What you need to do: Go through the data and copy each line that holds "location".

_ _ _ _ _

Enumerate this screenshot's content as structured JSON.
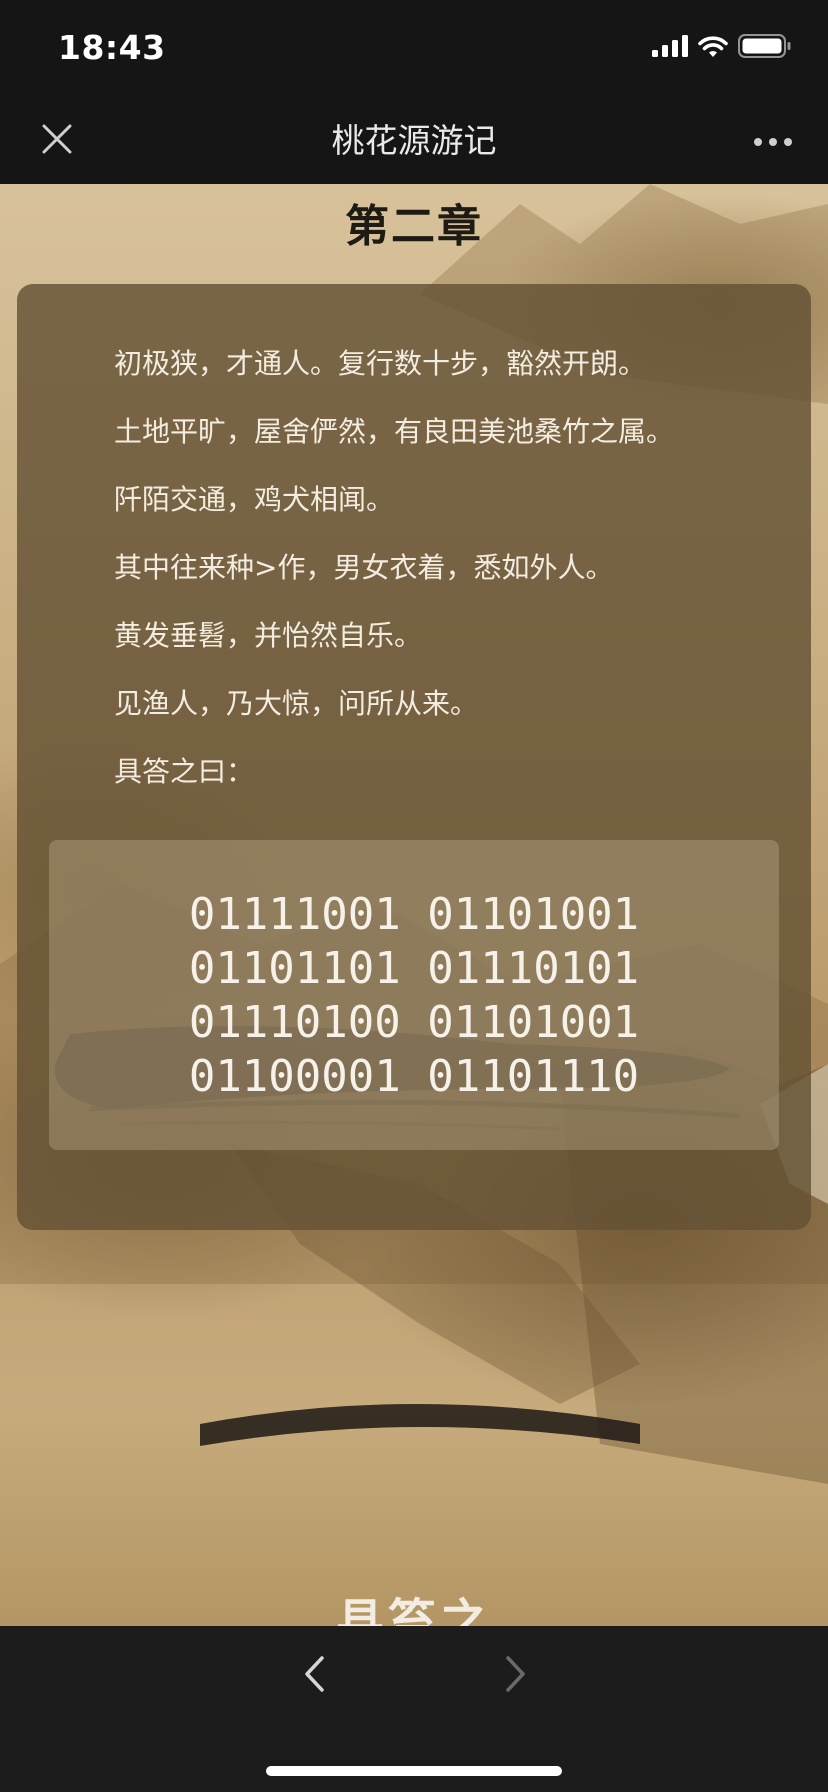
{
  "status_bar": {
    "time": "18:43",
    "icons": [
      "signal-icon",
      "wifi-icon",
      "battery-icon"
    ]
  },
  "nav_bar": {
    "title": "桃花源游记",
    "left_icon": "close-icon",
    "right_icon": "more-icon"
  },
  "content": {
    "chapter_title": "第二章",
    "poem_lines": [
      "初极狭，才通人。复行数十步，豁然开朗。",
      "土地平旷，屋舍俨然，有良田美池桑竹之属。",
      "阡陌交通，鸡犬相闻。",
      "其中往来种>作，男女衣着，悉如外人。",
      "黄发垂髫，并怡然自乐。",
      "见渔人，乃大惊，问所从来。",
      "具答之曰："
    ],
    "binary_lines": [
      "01111001 01101001",
      "01101101 01110101",
      "01110100 01101001",
      "01100001 01101110"
    ],
    "next_heading_partial": "县笞之"
  },
  "bottom_bar": {
    "back_icon": "chevron-left-icon",
    "forward_icon": "chevron-right-icon",
    "forward_enabled": false
  },
  "colors": {
    "bar_background": "#151515",
    "panel_background": "#645234",
    "text_light": "#f3ece0",
    "chapter_title": "#1e1a14"
  }
}
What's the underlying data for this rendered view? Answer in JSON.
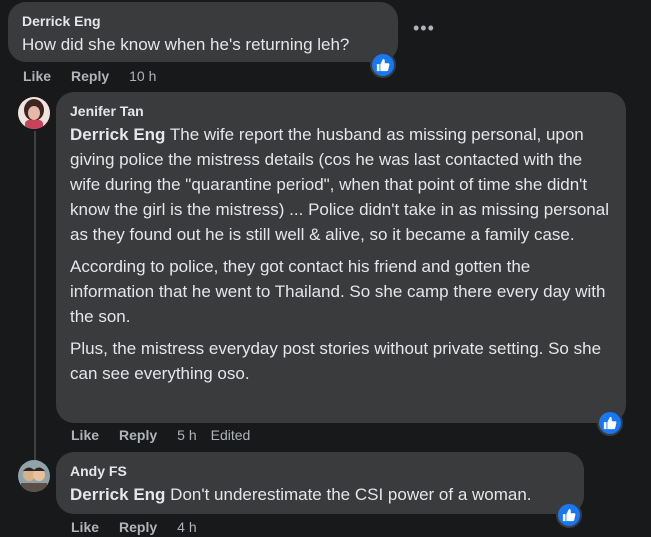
{
  "comments": [
    {
      "author": "Derrick Eng",
      "text": "How did she know when he's returning leh?",
      "actions": {
        "like": "Like",
        "reply": "Reply",
        "time": "10 h"
      }
    },
    {
      "author": "Jenifer Tan",
      "mention": "Derrick Eng",
      "paragraphs": [
        " The wife report the husband as missing personal, upon giving police the mistress details (cos he was last contacted with the wife during the \"quarantine period\", when that point of time she didn't know the girl is the mistress) ... Police didn't take in as missing personal as they found out he is still well & alive, so it became a family case.",
        "According to police, they got contact his friend and gotten the information that he went to Thailand. So she camp there every day with the son.",
        "Plus, the mistress everyday post stories without private setting. So she can see everything oso."
      ],
      "actions": {
        "like": "Like",
        "reply": "Reply",
        "time": "5 h",
        "edited": "Edited"
      }
    },
    {
      "author": "Andy FS",
      "mention": "Derrick Eng",
      "text": " Don't underestimate the CSI power of a woman.",
      "actions": {
        "like": "Like",
        "reply": "Reply",
        "time": "4 h"
      }
    }
  ],
  "icons": {
    "more": "more-options-icon",
    "like_reaction": "thumbs-up-icon"
  },
  "colors": {
    "background": "#18191a",
    "bubble": "#3a3b3c",
    "text": "#e4e6eb",
    "secondary": "#b0b3b8",
    "like_blue": "#1877f2"
  }
}
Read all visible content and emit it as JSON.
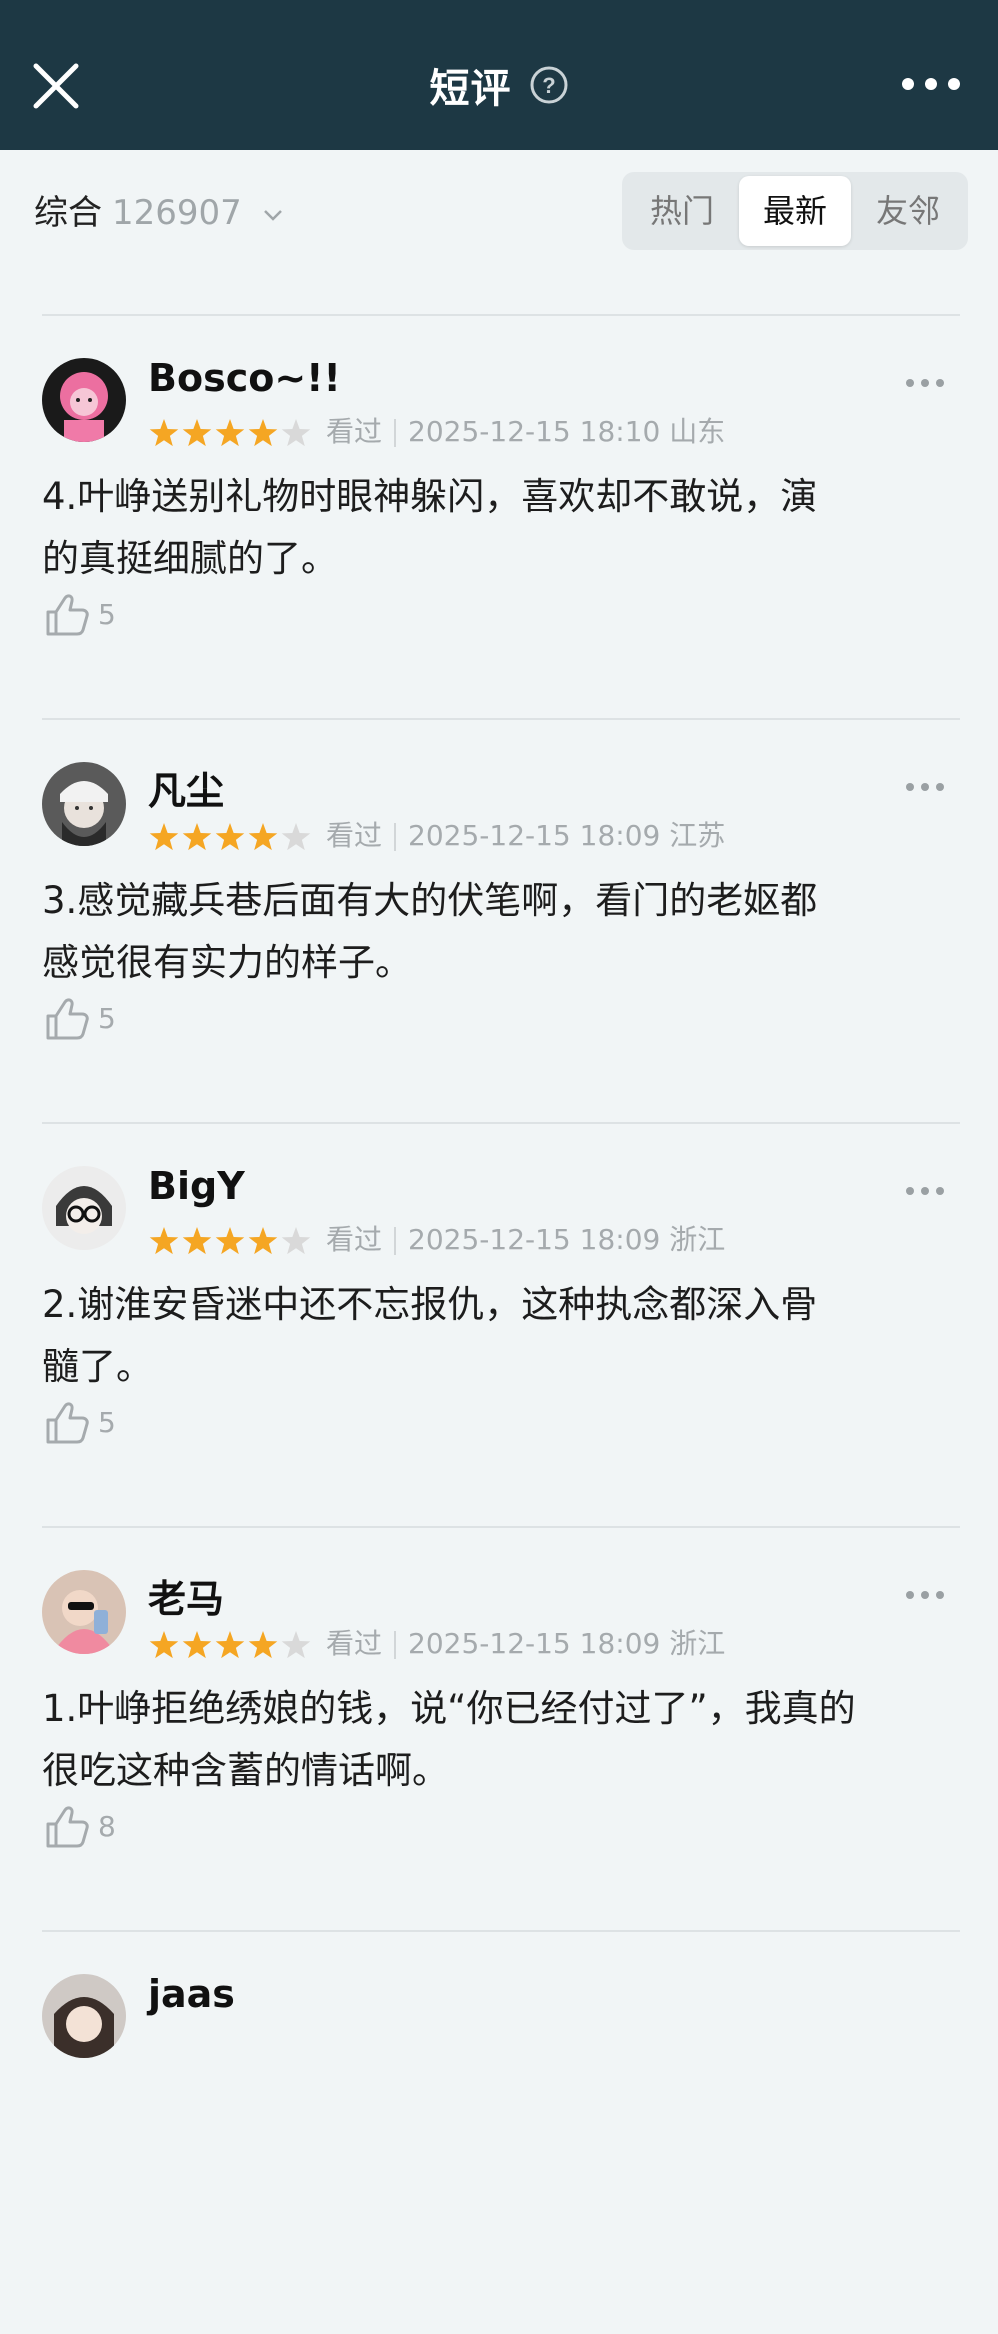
{
  "header": {
    "title": "短评",
    "close_icon": "close-icon",
    "help_icon": "help-circle-icon",
    "more_icon": "more-horizontal-icon"
  },
  "filter": {
    "sort_label": "综合",
    "sort_count": "126907",
    "tabs": [
      {
        "label": "热门"
      },
      {
        "label": "最新"
      },
      {
        "label": "友邻"
      }
    ],
    "active_tab": "最新"
  },
  "reviews": [
    {
      "user": "Bosco~!!",
      "rating": 4,
      "status": "看过",
      "time": "2025-12-15 18:10",
      "location": "山东",
      "lines": [
        "4.叶峥送别礼物时眼神躲闪，喜欢却不敢说，演",
        "的真挺细腻的了。"
      ],
      "likes": "5"
    },
    {
      "user": "凡尘",
      "rating": 4,
      "status": "看过",
      "time": "2025-12-15 18:09",
      "location": "江苏",
      "lines": [
        "3.感觉藏兵巷后面有大的伏笔啊，看门的老妪都",
        "感觉很有实力的样子。"
      ],
      "likes": "5"
    },
    {
      "user": "BigY",
      "rating": 4,
      "status": "看过",
      "time": "2025-12-15 18:09",
      "location": "浙江",
      "lines": [
        "2.谢淮安昏迷中还不忘报仇，这种执念都深入骨",
        "髓了。"
      ],
      "likes": "5"
    },
    {
      "user": "老马",
      "rating": 4,
      "status": "看过",
      "time": "2025-12-15 18:09",
      "location": "浙江",
      "lines": [
        "1.叶峥拒绝绣娘的钱，说“你已经付过了”，我真的",
        "很吃这种含蓄的情话啊。"
      ],
      "likes": "8"
    }
  ],
  "partial_user": "jaas",
  "colors": {
    "header_bg": "#1d3844",
    "star": "#f5a623",
    "star_empty": "#d9d9d9",
    "muted": "#a5aaad"
  }
}
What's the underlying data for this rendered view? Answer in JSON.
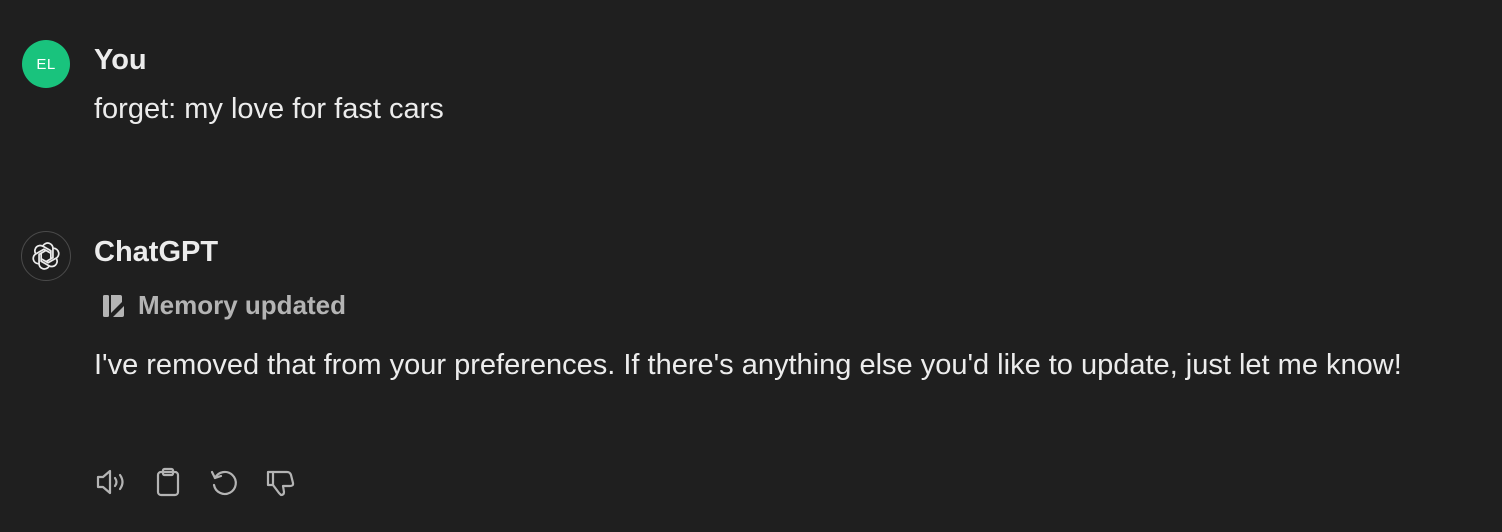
{
  "user_message": {
    "avatar_initials": "EL",
    "avatar_color": "#19c37d",
    "author": "You",
    "text": "forget: my love for fast cars"
  },
  "assistant_message": {
    "avatar_icon": "openai-logo-icon",
    "author": "ChatGPT",
    "memory_status": {
      "icon": "memory-icon",
      "label": "Memory updated"
    },
    "text": "I've removed that from your preferences. If there's anything else you'd like to update, just let me know!",
    "actions": [
      {
        "name": "read-aloud",
        "icon": "speaker-icon"
      },
      {
        "name": "copy",
        "icon": "clipboard-icon"
      },
      {
        "name": "regenerate",
        "icon": "refresh-icon"
      },
      {
        "name": "bad-response",
        "icon": "thumbs-down-icon"
      }
    ]
  },
  "colors": {
    "background": "#1f1f1f",
    "text": "#ececec",
    "muted": "#b4b4b4"
  }
}
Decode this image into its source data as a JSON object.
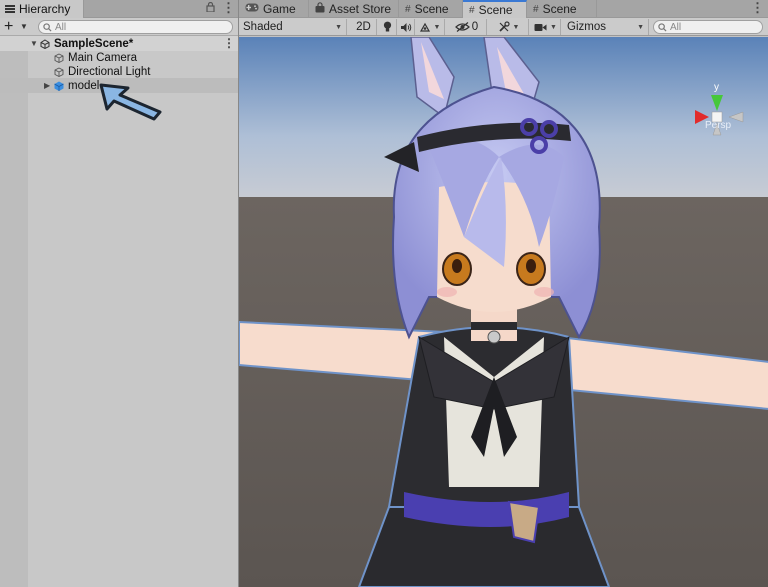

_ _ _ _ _

Written solution:
      "location": "山东",
      "location": "江苏",
      "location": "浙江",
      "location": "浙江",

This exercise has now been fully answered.